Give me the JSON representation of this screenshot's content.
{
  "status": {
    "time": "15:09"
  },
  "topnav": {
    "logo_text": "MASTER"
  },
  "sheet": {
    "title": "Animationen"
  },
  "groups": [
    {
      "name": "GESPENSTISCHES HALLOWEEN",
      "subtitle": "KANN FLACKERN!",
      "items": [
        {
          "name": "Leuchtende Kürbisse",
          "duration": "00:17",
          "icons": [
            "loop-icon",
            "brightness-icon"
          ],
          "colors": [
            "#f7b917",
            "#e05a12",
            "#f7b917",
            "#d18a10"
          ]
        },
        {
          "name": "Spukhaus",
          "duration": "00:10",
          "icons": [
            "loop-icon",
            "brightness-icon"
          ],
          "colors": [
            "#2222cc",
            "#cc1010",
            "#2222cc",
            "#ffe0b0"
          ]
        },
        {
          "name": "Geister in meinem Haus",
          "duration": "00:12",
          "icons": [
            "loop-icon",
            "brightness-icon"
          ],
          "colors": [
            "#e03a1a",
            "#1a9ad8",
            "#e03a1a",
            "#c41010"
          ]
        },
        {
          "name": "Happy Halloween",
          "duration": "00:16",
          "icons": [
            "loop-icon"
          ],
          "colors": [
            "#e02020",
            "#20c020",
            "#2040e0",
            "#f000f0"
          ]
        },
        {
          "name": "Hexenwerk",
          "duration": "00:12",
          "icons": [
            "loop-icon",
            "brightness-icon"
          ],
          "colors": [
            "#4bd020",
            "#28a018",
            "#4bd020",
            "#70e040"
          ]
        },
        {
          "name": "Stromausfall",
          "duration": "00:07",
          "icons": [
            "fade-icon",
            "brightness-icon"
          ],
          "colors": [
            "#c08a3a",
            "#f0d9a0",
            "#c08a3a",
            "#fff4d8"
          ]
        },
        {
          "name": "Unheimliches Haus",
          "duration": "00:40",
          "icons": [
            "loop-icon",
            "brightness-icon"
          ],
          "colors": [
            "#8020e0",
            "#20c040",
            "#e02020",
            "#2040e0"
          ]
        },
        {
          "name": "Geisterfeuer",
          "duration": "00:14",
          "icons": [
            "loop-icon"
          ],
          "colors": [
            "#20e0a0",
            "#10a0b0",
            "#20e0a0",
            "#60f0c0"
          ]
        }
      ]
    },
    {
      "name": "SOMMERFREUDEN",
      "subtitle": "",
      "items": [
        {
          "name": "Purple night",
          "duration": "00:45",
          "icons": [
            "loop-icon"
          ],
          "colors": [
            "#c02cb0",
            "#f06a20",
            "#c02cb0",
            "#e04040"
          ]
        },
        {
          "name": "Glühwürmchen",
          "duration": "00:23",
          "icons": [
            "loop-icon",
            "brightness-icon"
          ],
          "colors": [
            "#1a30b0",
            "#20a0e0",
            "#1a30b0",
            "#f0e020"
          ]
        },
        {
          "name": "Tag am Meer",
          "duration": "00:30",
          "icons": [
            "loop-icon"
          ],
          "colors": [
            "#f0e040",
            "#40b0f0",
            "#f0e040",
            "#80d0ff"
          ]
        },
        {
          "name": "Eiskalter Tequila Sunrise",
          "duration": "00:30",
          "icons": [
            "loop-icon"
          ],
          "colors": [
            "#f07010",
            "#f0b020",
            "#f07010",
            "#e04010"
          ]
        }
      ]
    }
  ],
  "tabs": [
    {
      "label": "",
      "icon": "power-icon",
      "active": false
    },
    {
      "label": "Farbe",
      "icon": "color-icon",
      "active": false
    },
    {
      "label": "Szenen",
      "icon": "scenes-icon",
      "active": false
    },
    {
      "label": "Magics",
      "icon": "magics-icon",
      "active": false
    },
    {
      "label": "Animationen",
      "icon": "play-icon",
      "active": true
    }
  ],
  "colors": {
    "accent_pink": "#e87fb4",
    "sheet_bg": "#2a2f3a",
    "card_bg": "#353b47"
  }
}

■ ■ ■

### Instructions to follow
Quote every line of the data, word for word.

### Task solution
Give me the JSON representation of this screenshot's content.
{
  "status": {
    "time": "15:09"
  },
  "topnav": {
    "logo_text": "MASTER"
  },
  "sheet": {
    "title": "Animationen"
  },
  "groups": [
    {
      "name": "GESPENSTISCHES HALLOWEEN",
      "subtitle": "KANN FLACKERN!",
      "items": [
        {
          "name": "Leuchtende Kürbisse",
          "duration": "00:17",
          "icons": [
            "loop-icon",
            "brightness-icon"
          ],
          "colors": [
            "#f7b917",
            "#e05a12",
            "#f7b917",
            "#d18a10"
          ]
        },
        {
          "name": "Spukhaus",
          "duration": "00:10",
          "icons": [
            "loop-icon",
            "brightness-icon"
          ],
          "colors": [
            "#2222cc",
            "#cc1010",
            "#2222cc",
            "#ffe0b0"
          ]
        },
        {
          "name": "Geister in meinem Haus",
          "duration": "00:12",
          "icons": [
            "loop-icon",
            "brightness-icon"
          ],
          "colors": [
            "#e03a1a",
            "#1a9ad8",
            "#e03a1a",
            "#c41010"
          ]
        },
        {
          "name": "Happy Halloween",
          "duration": "00:16",
          "icons": [
            "loop-icon"
          ],
          "colors": [
            "#e02020",
            "#20c020",
            "#2040e0",
            "#f000f0"
          ]
        },
        {
          "name": "Hexenwerk",
          "duration": "00:12",
          "icons": [
            "loop-icon",
            "brightness-icon"
          ],
          "colors": [
            "#4bd020",
            "#28a018",
            "#4bd020",
            "#70e040"
          ]
        },
        {
          "name": "Stromausfall",
          "duration": "00:07",
          "icons": [
            "fade-icon",
            "brightness-icon"
          ],
          "colors": [
            "#c08a3a",
            "#f0d9a0",
            "#c08a3a",
            "#fff4d8"
          ]
        },
        {
          "name": "Unheimliches Haus",
          "duration": "00:40",
          "icons": [
            "loop-icon",
            "brightness-icon"
          ],
          "colors": [
            "#8020e0",
            "#20c040",
            "#e02020",
            "#2040e0"
          ]
        },
        {
          "name": "Geisterfeuer",
          "duration": "00:14",
          "icons": [
            "loop-icon"
          ],
          "colors": [
            "#20e0a0",
            "#10a0b0",
            "#20e0a0",
            "#60f0c0"
          ]
        }
      ]
    },
    {
      "name": "SOMMERFREUDEN",
      "subtitle": "",
      "items": [
        {
          "name": "Purple night",
          "duration": "00:45",
          "icons": [
            "loop-icon"
          ],
          "colors": [
            "#c02cb0",
            "#f06a20",
            "#c02cb0",
            "#e04040"
          ]
        },
        {
          "name": "Glühwürmchen",
          "duration": "00:23",
          "icons": [
            "loop-icon",
            "brightness-icon"
          ],
          "colors": [
            "#1a30b0",
            "#20a0e0",
            "#1a30b0",
            "#f0e020"
          ]
        },
        {
          "name": "Tag am Meer",
          "duration": "00:30",
          "icons": [
            "loop-icon"
          ],
          "colors": [
            "#f0e040",
            "#40b0f0",
            "#f0e040",
            "#80d0ff"
          ]
        },
        {
          "name": "Eiskalter Tequila Sunrise",
          "duration": "00:30",
          "icons": [
            "loop-icon"
          ],
          "colors": [
            "#f07010",
            "#f0b020",
            "#f07010",
            "#e04010"
          ]
        }
      ]
    }
  ],
  "tabs": [
    {
      "label": "",
      "icon": "power-icon",
      "active": false
    },
    {
      "label": "Farbe",
      "icon": "color-icon",
      "active": false
    },
    {
      "label": "Szenen",
      "icon": "scenes-icon",
      "active": false
    },
    {
      "label": "Magics",
      "icon": "magics-icon",
      "active": false
    },
    {
      "label": "Animationen",
      "icon": "play-icon",
      "active": true
    }
  ],
  "colors": {
    "accent_pink": "#e87fb4",
    "sheet_bg": "#2a2f3a",
    "card_bg": "#353b47"
  }
}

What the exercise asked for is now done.